Reviewed by: Denis Judd
Author: Michael Korda
Price (RRP): £12.99
This book is monumental in every sense, the hardback weighing so much that you risk straining your wrist when reading it. Now out in paperback, however, it should be read by anyone interested in TE Lawrence, the Middle East, British imperialism, confusion over sexual identity, the lure and perils of fame, and that sometimes elusive persona the ‘English eccentric’.
The book has many virtues. Among the chief of these are its clarity and readability, its determination to leave no investigative stone unturned and the extraordinarily thorough research that has gone into its writing. Although such predictions are inevitably a hostage to fortune, it seems to me to richly deserve the description of ‘definitive’.
The paradoxes and confusions of Lawrence’s character are manifold: the fearless military leader who achieved international fame and the shy, retiring, private person behind the headlines; the sexual puritan and the man for whom masochism sometimes brought sexual pleasure; the brilliant writer, diplomat and media personality who reinvented himself as the apparently mundane Aircraftman Shaw.

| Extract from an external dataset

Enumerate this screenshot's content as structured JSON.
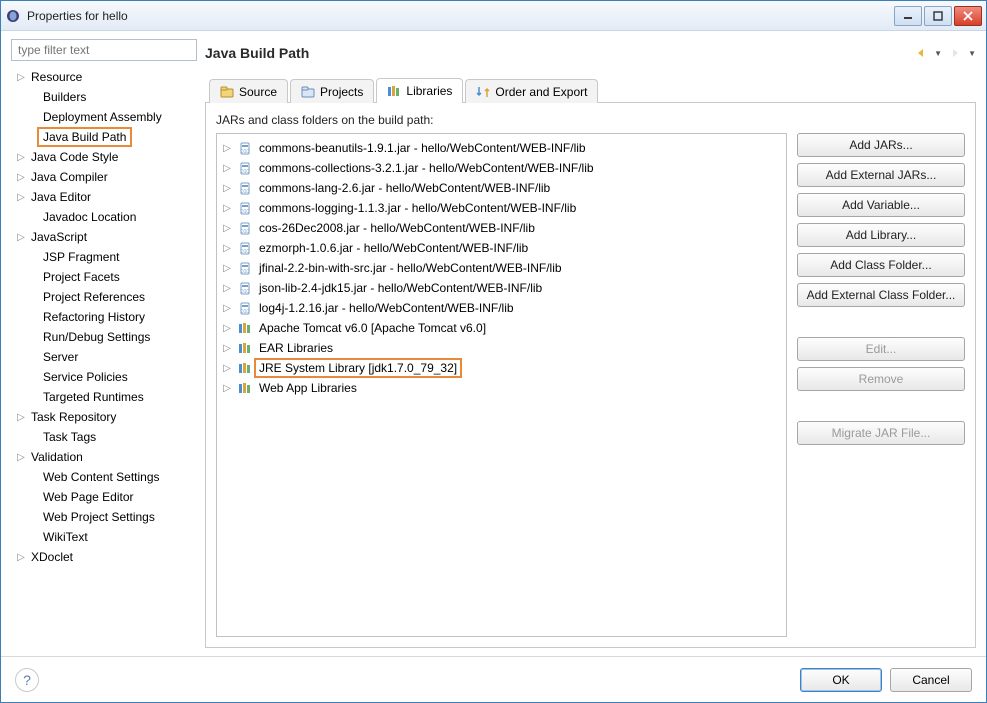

Korda also reminds us of how the Middle East might have developed had Lawrence’s proposals won favour with Churchill, colonial secretary in 1921. Briefly, they included a greatly enlarged Syria stretching from the Mediterranean to the Persian Gulf, independent Kurdish and Armenian states, a smaller Lebanon and a carefully ring-fenced Palestine.
For better or worse? Alas, there are no answers to that.
Denis Judd’s Empire: The British Imperial Experience from 1765 to the Present has just been published in a revised paperback by IB Tauris